◆ TASK STATEMENT:
Scan the material and copy every line in which "Number" appears.

+ + + +

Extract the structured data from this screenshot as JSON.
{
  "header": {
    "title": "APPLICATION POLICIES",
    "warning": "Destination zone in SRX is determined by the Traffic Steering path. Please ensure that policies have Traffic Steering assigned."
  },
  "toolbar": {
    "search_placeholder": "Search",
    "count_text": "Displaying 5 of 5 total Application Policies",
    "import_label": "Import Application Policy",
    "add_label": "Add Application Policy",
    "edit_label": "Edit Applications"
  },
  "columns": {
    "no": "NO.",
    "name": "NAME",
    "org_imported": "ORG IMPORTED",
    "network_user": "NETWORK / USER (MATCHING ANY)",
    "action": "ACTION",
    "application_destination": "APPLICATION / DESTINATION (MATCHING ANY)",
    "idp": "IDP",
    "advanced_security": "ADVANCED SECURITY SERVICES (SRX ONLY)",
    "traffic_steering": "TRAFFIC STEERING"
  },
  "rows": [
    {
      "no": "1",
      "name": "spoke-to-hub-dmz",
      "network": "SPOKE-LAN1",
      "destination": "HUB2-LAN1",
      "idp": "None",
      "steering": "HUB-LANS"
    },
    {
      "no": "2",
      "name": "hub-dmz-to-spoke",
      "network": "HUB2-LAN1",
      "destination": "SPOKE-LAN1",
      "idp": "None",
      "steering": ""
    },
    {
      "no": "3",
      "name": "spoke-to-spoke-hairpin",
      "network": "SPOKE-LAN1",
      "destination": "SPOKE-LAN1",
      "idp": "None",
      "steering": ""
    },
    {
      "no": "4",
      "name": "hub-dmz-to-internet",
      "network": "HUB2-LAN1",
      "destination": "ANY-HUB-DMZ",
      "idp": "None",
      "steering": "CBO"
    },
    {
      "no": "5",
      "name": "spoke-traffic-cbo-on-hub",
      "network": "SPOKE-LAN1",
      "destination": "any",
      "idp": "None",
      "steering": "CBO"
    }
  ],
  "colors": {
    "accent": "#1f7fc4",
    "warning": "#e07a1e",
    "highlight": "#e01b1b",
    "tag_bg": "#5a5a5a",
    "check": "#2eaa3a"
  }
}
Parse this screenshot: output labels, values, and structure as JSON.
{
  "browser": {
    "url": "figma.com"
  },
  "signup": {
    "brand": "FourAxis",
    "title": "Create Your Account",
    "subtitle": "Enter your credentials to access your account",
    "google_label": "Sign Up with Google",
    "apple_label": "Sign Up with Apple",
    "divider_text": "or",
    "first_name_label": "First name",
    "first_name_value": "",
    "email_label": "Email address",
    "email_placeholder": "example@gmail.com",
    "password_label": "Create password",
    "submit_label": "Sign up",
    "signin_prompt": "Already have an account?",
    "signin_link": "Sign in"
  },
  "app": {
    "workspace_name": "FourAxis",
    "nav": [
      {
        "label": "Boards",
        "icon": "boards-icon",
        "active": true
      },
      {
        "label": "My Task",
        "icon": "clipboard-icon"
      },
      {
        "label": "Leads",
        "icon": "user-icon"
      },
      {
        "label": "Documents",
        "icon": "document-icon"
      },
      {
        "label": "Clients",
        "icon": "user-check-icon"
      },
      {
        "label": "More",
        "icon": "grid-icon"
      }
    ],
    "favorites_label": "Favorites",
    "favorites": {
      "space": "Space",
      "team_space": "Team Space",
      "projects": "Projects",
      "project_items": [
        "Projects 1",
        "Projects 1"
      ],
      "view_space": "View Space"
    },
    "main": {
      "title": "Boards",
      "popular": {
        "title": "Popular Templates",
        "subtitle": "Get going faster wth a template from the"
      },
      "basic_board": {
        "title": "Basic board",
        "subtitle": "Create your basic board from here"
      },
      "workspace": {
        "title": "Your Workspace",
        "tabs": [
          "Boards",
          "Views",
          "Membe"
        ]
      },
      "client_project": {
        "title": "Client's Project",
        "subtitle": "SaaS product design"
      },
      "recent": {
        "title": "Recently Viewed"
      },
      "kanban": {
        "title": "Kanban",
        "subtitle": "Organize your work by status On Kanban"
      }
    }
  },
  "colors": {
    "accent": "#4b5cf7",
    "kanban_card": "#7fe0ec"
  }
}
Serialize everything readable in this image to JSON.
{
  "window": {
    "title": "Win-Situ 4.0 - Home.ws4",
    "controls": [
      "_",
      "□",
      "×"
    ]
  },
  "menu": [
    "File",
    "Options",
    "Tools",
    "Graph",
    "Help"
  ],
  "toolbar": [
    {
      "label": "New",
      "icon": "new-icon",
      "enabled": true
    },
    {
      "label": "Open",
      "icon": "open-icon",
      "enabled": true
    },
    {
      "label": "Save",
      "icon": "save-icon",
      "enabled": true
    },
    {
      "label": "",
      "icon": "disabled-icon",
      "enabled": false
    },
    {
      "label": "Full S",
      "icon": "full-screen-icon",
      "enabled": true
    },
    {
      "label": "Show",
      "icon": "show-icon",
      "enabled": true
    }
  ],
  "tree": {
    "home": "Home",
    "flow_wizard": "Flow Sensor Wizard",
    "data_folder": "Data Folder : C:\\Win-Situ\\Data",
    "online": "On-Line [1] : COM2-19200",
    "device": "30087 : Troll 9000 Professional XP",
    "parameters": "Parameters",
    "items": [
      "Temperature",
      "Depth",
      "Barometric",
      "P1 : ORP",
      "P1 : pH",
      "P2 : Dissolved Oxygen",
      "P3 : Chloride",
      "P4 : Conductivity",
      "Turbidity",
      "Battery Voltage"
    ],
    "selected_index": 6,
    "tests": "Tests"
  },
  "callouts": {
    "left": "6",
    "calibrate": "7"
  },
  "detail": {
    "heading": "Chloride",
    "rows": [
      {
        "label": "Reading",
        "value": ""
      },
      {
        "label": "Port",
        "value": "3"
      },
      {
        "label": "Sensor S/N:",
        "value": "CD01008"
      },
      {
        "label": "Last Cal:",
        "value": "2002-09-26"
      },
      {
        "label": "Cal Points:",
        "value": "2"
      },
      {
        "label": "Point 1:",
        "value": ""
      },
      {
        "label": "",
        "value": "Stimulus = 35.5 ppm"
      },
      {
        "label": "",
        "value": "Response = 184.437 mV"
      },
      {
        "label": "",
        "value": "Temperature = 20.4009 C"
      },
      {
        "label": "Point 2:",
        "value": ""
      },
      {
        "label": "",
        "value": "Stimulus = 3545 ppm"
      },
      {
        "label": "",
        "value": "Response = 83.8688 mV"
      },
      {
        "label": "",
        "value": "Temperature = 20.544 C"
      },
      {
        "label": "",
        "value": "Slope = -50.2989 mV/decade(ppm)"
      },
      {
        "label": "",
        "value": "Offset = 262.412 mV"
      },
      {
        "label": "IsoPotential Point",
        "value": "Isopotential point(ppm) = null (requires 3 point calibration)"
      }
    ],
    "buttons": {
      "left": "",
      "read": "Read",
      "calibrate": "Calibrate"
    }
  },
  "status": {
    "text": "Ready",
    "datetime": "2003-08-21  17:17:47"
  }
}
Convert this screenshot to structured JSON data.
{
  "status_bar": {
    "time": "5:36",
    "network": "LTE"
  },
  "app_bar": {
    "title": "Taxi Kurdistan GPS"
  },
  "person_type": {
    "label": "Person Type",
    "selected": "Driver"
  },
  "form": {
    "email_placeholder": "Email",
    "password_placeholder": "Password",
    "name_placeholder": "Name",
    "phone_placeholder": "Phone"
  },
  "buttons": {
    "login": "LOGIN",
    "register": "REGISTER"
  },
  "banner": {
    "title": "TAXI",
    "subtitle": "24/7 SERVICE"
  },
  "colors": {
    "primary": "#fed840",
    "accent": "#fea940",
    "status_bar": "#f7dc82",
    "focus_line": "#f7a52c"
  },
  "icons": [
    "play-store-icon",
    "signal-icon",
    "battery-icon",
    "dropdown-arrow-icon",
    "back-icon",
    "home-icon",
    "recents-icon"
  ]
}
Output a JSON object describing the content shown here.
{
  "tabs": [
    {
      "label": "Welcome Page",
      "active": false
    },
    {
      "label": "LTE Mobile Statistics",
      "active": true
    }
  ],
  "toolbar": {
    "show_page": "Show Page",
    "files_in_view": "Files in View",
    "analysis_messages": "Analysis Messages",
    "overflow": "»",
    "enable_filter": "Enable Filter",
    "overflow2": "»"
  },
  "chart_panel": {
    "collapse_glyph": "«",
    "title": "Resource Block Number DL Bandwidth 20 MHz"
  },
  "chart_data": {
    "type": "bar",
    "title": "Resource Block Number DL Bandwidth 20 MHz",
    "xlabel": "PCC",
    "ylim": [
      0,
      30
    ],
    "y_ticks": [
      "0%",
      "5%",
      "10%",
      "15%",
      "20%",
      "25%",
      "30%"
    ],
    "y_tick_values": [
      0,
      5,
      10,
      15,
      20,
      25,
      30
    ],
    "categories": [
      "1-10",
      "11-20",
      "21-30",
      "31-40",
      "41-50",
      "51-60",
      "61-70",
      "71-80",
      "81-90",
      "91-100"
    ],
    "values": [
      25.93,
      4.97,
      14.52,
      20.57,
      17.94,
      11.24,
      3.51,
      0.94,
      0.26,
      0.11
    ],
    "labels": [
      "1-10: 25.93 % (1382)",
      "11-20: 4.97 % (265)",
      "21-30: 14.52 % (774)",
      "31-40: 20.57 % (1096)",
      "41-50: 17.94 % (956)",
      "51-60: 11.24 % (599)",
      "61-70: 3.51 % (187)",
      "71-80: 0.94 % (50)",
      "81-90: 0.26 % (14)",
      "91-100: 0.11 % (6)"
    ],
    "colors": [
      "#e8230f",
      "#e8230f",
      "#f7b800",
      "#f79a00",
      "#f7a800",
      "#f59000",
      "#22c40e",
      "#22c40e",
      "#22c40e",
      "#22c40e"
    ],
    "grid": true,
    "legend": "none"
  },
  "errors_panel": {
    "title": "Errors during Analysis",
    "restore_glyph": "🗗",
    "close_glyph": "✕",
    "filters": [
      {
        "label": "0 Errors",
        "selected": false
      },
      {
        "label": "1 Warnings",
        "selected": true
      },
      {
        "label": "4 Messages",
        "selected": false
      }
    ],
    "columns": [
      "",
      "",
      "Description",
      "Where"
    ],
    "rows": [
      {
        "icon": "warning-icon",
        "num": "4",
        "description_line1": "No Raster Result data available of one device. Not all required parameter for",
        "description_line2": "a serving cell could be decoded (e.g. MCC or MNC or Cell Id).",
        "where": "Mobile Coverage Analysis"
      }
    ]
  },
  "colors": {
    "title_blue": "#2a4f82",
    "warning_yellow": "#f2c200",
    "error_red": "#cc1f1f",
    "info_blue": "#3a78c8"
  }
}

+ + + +

◆ EXERCISE SOLUTION:
    "title": "Resource Block Number DL Bandwidth 20 MHz"
    "title": "Resource Block Number DL Bandwidth 20 MHz",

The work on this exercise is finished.